A NEW ALEXANDRIA RISES
The Mercantile: New look, new name
“A lot of millennials don’t believe rural America is a good fit for them. They couldn’t be more wrong,” said Warren Brown, Director of Economic Development in Alexandria, Indiana. There is excitement in his voice because of two forward-moving projects which will literally change the landscape of that city.
New life is being breathed into a vacant three-story downtown building which formerly housed Cox Supermarket for more than seven decades. Milestone Ventures Inc., a development firm headquartered in Indianapolis, will begin interior demolition of the building in early November with plans to locate 20 apartments on the second and third floors. The new housing is expected to be completed within a year.
This multi-faceted project, dubbed The Mercantile, includes plans for a much-needed grocery in the building’s ground level. While there is not yet a signed contract, Brown said serious negotiations are underway with more than one grocer. He anticipates a November 2017 opening for the public. It will fill a gap in food services that are needed to support the population of the community.

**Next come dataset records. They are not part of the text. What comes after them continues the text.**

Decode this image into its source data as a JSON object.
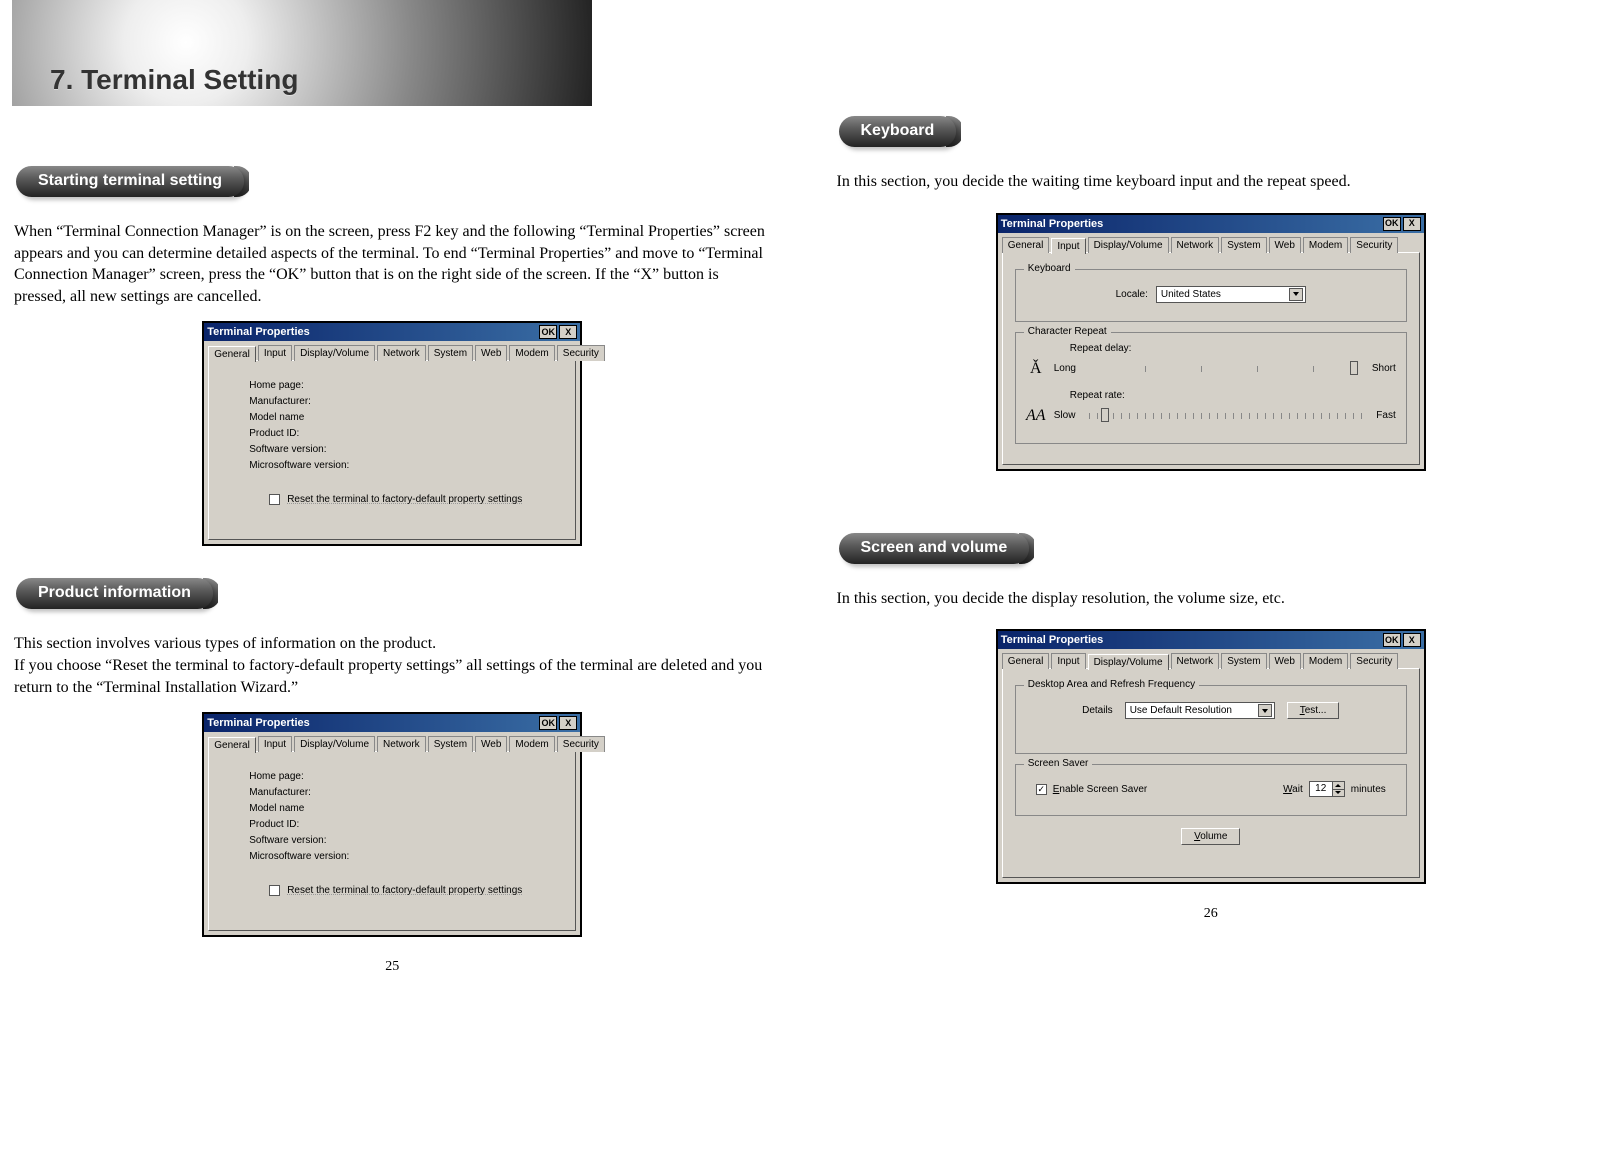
{
  "chapter": {
    "title": "7. Terminal Setting"
  },
  "sections": {
    "starting": {
      "heading": "Starting terminal setting",
      "body": "When “Terminal Connection Manager” is on the screen, press F2 key and the following “Terminal Properties” screen appears and you can determine detailed aspects of the terminal. To end “Terminal Properties” and move to “Terminal Connection Manager” screen, press the “OK” button that is on the right side of the screen. If the “X” button is pressed, all new settings are cancelled."
    },
    "product_info": {
      "heading": "Product information",
      "body": "This section involves various types of information on the product.\nIf you choose “Reset the terminal to factory-default property settings” all settings of the terminal are deleted and you return to the “Terminal Installation Wizard.”"
    },
    "keyboard": {
      "heading": "Keyboard",
      "body": "In this section, you decide the waiting time keyboard input and the repeat speed."
    },
    "screen_volume": {
      "heading": "Screen and volume",
      "body": "In this section, you decide the display resolution, the volume size, etc."
    }
  },
  "dialog_common": {
    "title": "Terminal Properties",
    "ok": "OK",
    "close": "X",
    "tabs": [
      "General",
      "Input",
      "Display/Volume",
      "Network",
      "System",
      "Web",
      "Modem",
      "Security"
    ]
  },
  "general_dialog": {
    "props": [
      "Home page:",
      "Manufacturer:",
      "Model name",
      "Product ID:",
      "Software version:",
      "Microsoftware version:"
    ],
    "reset_label": "Reset the terminal to factory-default property settings"
  },
  "keyboard_dialog": {
    "group1": "Keyboard",
    "locale_label": "Locale:",
    "locale_value": "United States",
    "group2": "Character Repeat",
    "repeat_delay": "Repeat delay:",
    "repeat_rate": "Repeat rate:",
    "long": "Long",
    "short": "Short",
    "slow": "Slow",
    "fast": "Fast"
  },
  "display_dialog": {
    "group1": "Desktop Area and Refresh Frequency",
    "details": "Details",
    "resolution": "Use Default Resolution",
    "test": "Test...",
    "group2": "Screen Saver",
    "enable_ss": "Enable Screen Saver",
    "wait": "Wait",
    "wait_val": "12",
    "minutes": "minutes",
    "volume_btn": "Volume"
  },
  "pagenums": {
    "left": "25",
    "right": "26"
  }
}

Currently the Harvest Market is the only grocer in town to serve Alexandria’s population of just under 5,100.
In addition to the planned renovations to the building, three duplexes are already under construction in the back corner of the parking lot and are slated to open during the first half of 2017.

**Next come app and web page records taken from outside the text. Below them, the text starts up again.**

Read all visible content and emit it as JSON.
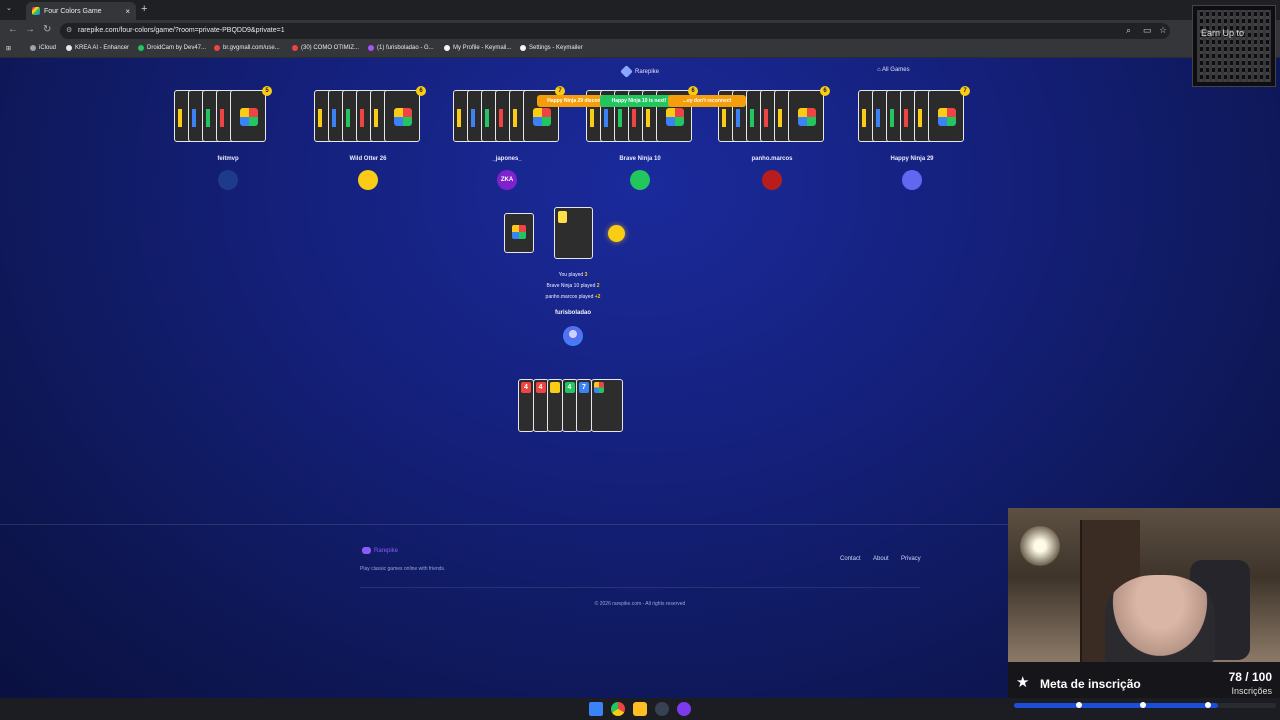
{
  "browser": {
    "tab_title": "Four Colors Game",
    "new_tab": "+",
    "tab_close": "×",
    "url": "rarepike.com/four-colors/game/?room=private-PBQDD9&private=1",
    "bookmarks": [
      {
        "label": "iCloud",
        "color": "#9ca3af"
      },
      {
        "label": "KREA AI - Enhancer",
        "color": "#e5e7eb"
      },
      {
        "label": "DroidCam by Dev47...",
        "color": "#22c55e"
      },
      {
        "label": "br.gvgmall.com/use...",
        "color": "#ef4444"
      },
      {
        "label": "(30) COMO OTIMIZ...",
        "color": "#ef4444"
      },
      {
        "label": "(1) furisboladao - G...",
        "color": "#a855f7"
      },
      {
        "label": "My Profile - Keymail...",
        "color": "#f5f5f5"
      },
      {
        "label": "Settings - Keymailer",
        "color": "#f5f5f5"
      }
    ]
  },
  "site": {
    "brand": "Rarepike",
    "all_games": "All Games"
  },
  "players": [
    {
      "name": "feitmvp",
      "cards": 5,
      "avatar_color": "#1e3a8a",
      "top_color": "four"
    },
    {
      "name": "Wild Otter 26",
      "cards": 6,
      "avatar_color": "#facc15",
      "top_color": "four"
    },
    {
      "name": "_japones_",
      "cards": 7,
      "avatar_color": "#7e22ce",
      "avatar_text": "ZKA",
      "top_color": "four"
    },
    {
      "name": "Brave Ninja 10",
      "cards": 6,
      "avatar_color": "#22c55e",
      "top_color": "four"
    },
    {
      "name": "panho.marcos",
      "cards": 6,
      "avatar_color": "#b91c1c",
      "top_color": "four"
    },
    {
      "name": "Happy Ninja 29",
      "cards": 7,
      "avatar_color": "#6366f1",
      "top_color": "four"
    }
  ],
  "toasts": [
    {
      "text": "Happy Ninja 29 discon...",
      "color": "#f59e0b"
    },
    {
      "text": "Happy Ninja 10 is next!",
      "color": "#22c55e"
    },
    {
      "text": "...ey don't reconnect",
      "color": "#f59e0b"
    }
  ],
  "table": {
    "current_color": "#facc15",
    "log": [
      {
        "prefix": "You played ",
        "value": "3"
      },
      {
        "prefix": "Brave Ninja 10 played ",
        "value": "2"
      },
      {
        "prefix": "panho.marcos played ",
        "value": "+2"
      }
    ]
  },
  "me": {
    "name": "furisboladao",
    "hand": [
      {
        "label": "4",
        "color": "#ef4444"
      },
      {
        "label": "4",
        "color": "#ef4444"
      },
      {
        "label": "",
        "color": "#facc15"
      },
      {
        "label": "4",
        "color": "#22c55e"
      },
      {
        "label": "7",
        "color": "#3b82f6"
      },
      {
        "label": "",
        "color": "four"
      }
    ]
  },
  "footer": {
    "brand": "Rarepike",
    "tagline": "Play classic games online with friends.",
    "links": [
      "Contact",
      "About",
      "Privacy"
    ],
    "copyright": "© 2026 rarepike.com - All rights reserved"
  },
  "overlay": {
    "qr_text": "Earn Up to",
    "goal_title": "Meta de inscrição",
    "goal_count": "78 / 100",
    "goal_label": "Inscrições",
    "goal_progress": 0.78
  }
}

Similar projects for neighborhood stabilization have taken place in large cities such as Chicago or NYC, but The Mercantile project is unique for a city the size of Alexandria. “From the research that we’ve done, I don’t believe another project like this has been done in a rural community in the United States ... providing affordable housing, plus the grocery which addresses a food desert. It is one of only two projects funded through Indiana Housing and Community Development Authority in 2016,” said Brown.
MORE THAN A BUSINESS PARK

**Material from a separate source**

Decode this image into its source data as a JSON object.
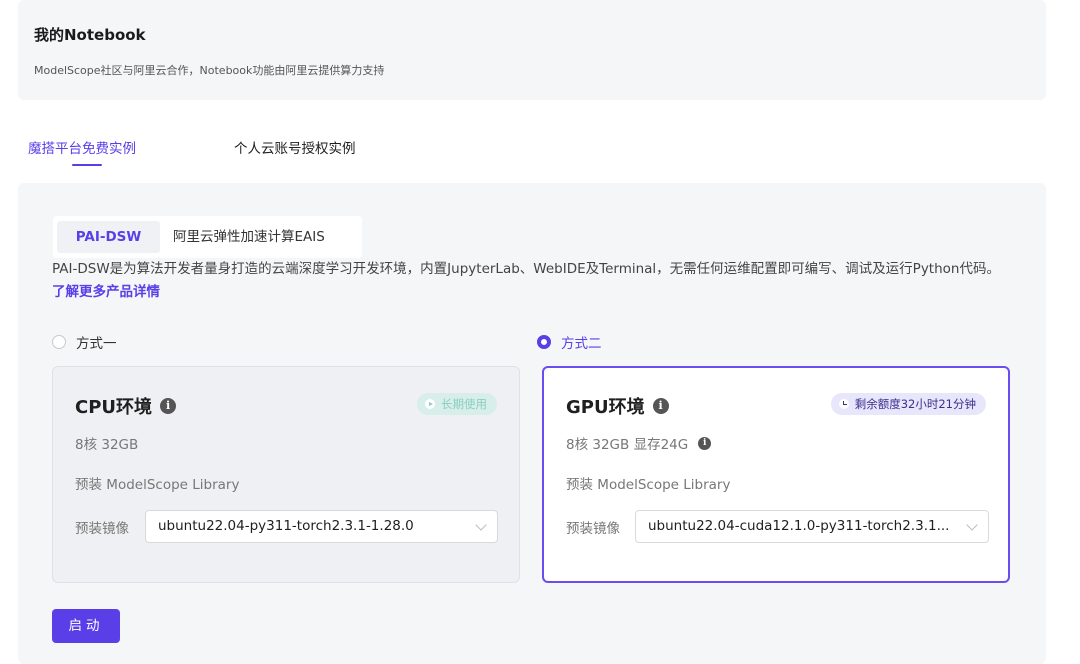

Another major addition to the city’s economic opportunity -- in the form of a huge financial boost-- was announced on October 6 when the Madison County Council of Governments approved the use of $91,500 to drill test wells and do a comprehensive water study at the Alexandria North Business Park. Funding comes from food and beverage tax revenues.
Brown said the site is very attractive for business development because extensive work has already been done through a successful coalition of all the key players. The business park is shovel-ready, utilities are in place, and AT&T has certified the site as fiber optic-ready. The water study is another logical step in preparing for future industry.
“Multiple companies have looked at the business park for development. A couple are big water users. Test wells and water samples will help us make sure we are ready and have the ability to provide processed water, raw water, whatever is needed,” Brown explained.
“All of the companies we’ve talked to would produce significant job growth. It could possibly be one of the biggest opportunities in the state, let alone north Madison County. It will have great regional impact.”
Brown said he is excited about so many good things happening in the community. “We’re doing everything we can and doing it well. We strive to be innovative, affordable, friendly and safe. We want to support and grow together to make Madison County the best place to live regardless of who you are.”